Saturday, September 28, 2013


September 28, 2013

"The greatest mystery is not that we have been flung at random between this profusion of matter and the stars, but that within this prison we can draw from ourselves images powerful enough to deny our nothingness." Andr'e Malraux's Les Noyers de l'Altenburg
We all seem to know and understand what photography is.  Robert Frank wrote, " Mass production of uninspired photojournalism and photography without thought becomes anonymous merchandise.  The air becomes infected with the "smell" of photography".
Photography is now a commodity to be bought and sold from the lowest common denominator, free.  When someone contacts me now from the many sites I have my images on, they will invariably ask me if I would "let" them use my image for a project they are working on.  They will then give me the hard luck story that they are a non-profit organization and have meager funds and will not be able to pay for the image usage.
 I could ask them how much are they being paid for their services at this non-profit organization, but really, why bother.  Everyone knows and understands that photography is cheap, it is plentiful and it can be given away for free.  I am always respectful and grateful that in their search on the web one of my images interested them.  I always send back a license fee for the usage they want and rarely do they accept the charges.
 How low will photographers go to make a sale?  Given the pervasive quantity of images in the photo market cage arena, we have hit bottom, they will give away I presume, their hard fought efforts to create a meaningful image, for nothing.   
Images are easy to create if you don't have a thought, a purpose behind the shutter release.  What will it take to enlighten image creators that a lack of finance undermines inspiration, and to maintain a creative economy we need to stop the incessant saturation of laissez faire image making. In other words, the combining of consumer generated content will continue the degradation of intentful image creation pricing.
Why go to all the trouble to fight for an image, making sure we have delved into the subject and have exhausted all possible emotions, to find that your return on your effort is nothing.  What is the incentive to work at your craft if everyone else is undermining the very foundation of economic value, a worth measured in an acceptable price for your efforts?  What happens when the lemmings follow the gurus of the industry and accept the pattern of spiraling down pricing?  We are left as small actors looking for bit parts along Hollywood Boulevard.  There is a value to Art. Art is precious, it is a necessity that inspires us and makes this over commercialized physical world we live in bearable.
I believe if you love creating images then nothing will stop you from your goals.  Persistence under extreme pressure should make you more determined, not less.  You might have to find other avenues of revenue and balance your obsessive need to create images with love of family, friends and your local community.  Alot of my friends in the photography business began looking for other outlets for their creativity as the photo industry collapsed.  In some cases these outlets were their first loves.  My friends are now back to writing comedy, playing and performing music, writing essays, writing books and poetry, teaching and painting.  We as creative humans must express ourselves and this expression is not limited to just photography. Keep making meaningful images but also don't get obsessive about just one means of expression.

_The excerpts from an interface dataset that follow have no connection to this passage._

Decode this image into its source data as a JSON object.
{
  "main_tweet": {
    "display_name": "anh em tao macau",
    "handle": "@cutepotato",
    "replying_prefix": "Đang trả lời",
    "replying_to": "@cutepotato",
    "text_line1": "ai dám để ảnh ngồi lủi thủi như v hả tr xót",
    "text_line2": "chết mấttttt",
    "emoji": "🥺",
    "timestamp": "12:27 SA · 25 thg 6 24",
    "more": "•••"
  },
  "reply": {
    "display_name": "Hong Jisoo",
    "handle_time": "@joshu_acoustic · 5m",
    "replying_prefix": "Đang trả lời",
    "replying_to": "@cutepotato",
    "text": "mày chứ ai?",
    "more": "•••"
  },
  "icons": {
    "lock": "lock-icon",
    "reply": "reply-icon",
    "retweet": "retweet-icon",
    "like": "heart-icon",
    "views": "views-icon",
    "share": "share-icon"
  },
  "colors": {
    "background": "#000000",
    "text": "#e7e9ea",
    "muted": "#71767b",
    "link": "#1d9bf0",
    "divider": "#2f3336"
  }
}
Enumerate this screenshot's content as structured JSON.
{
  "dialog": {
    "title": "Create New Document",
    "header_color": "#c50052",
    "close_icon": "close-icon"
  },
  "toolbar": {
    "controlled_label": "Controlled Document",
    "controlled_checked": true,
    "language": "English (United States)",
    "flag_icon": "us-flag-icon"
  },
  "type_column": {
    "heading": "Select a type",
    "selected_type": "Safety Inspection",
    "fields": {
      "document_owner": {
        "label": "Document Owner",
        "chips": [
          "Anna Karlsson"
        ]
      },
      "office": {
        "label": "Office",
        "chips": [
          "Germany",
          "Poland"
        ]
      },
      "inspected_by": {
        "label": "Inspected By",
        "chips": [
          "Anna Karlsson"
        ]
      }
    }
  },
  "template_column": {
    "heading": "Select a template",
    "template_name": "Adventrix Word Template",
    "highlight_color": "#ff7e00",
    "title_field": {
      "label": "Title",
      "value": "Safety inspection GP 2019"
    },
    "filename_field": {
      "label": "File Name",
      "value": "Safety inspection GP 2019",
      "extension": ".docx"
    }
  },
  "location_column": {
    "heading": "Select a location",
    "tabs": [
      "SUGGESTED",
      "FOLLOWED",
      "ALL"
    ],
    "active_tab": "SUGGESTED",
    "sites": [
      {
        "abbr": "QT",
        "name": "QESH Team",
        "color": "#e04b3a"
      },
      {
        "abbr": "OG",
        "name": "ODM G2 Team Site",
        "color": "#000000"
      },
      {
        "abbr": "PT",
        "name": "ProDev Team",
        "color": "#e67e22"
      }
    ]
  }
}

Fulfill your lives in as many ways you can. In other words, it is a good idea nowadays not to put all your skills in one basket.





Sunday, September 8, 2013

September 8, 2013


Can you still create images and work full time?  I think you can.  I have been doing it now for over three years and yes, it is exhausting but I still feel rewarded by making an effort to get out and create imagery.  I have been in the photo business for 35 years and have been taking photos since my younger brother got a Polaroid camera for Christmas and I got a reel to reel tape recorder.  When I saw that camera and the images he created, I knew that is what I wanted to do. So I would take his camera when he wasn't looking and shoot images I felt were interesting.

Working two jobs takes alot out of you and when you add in the hardest job you will ever have, raising a family, well, time management becomes so important in order to get everything accomplished. Success will come in little steps and small victories by being focused, disciplined and taking action.

Here are some things that help me:

  1. Shoot every week.
  2. Edit the images down to the very best
  3. Do post production on the images ie: cropping, color correcting and spotting. 
  4. Caption and keyword your imagery. This is a must.
  5. Get them out to as many outlets as possible to make sales.
  6. Get a website of your own, I use PhotoShelter
  7. Have patience
  8. Have fun and don't get caught up in the newest and greatest.  Don't take yourself too seriously. Just be yourself and enjoy family, friends and creating imagery you can be proud to share with others.

These are just a summary of what it takes.  We all have our priorities. In the early 90s soon after the birth of our second child, my wife and I decided to sell our house and travel in an RV (our first child was grown and out of the house). I was lucky enough to have my wife's support and we traveled in that RV for ten years.  We raised our second child in the motor home and she saw some of the great places this country has to offer.  When we finally decided to settle back down in a house (she was turning thirteen and the RV was getting alittle crowded) our daughter mentioned one day that she wished we were back traveling! That made me grateful we had done what we did and took a chance and it paid off.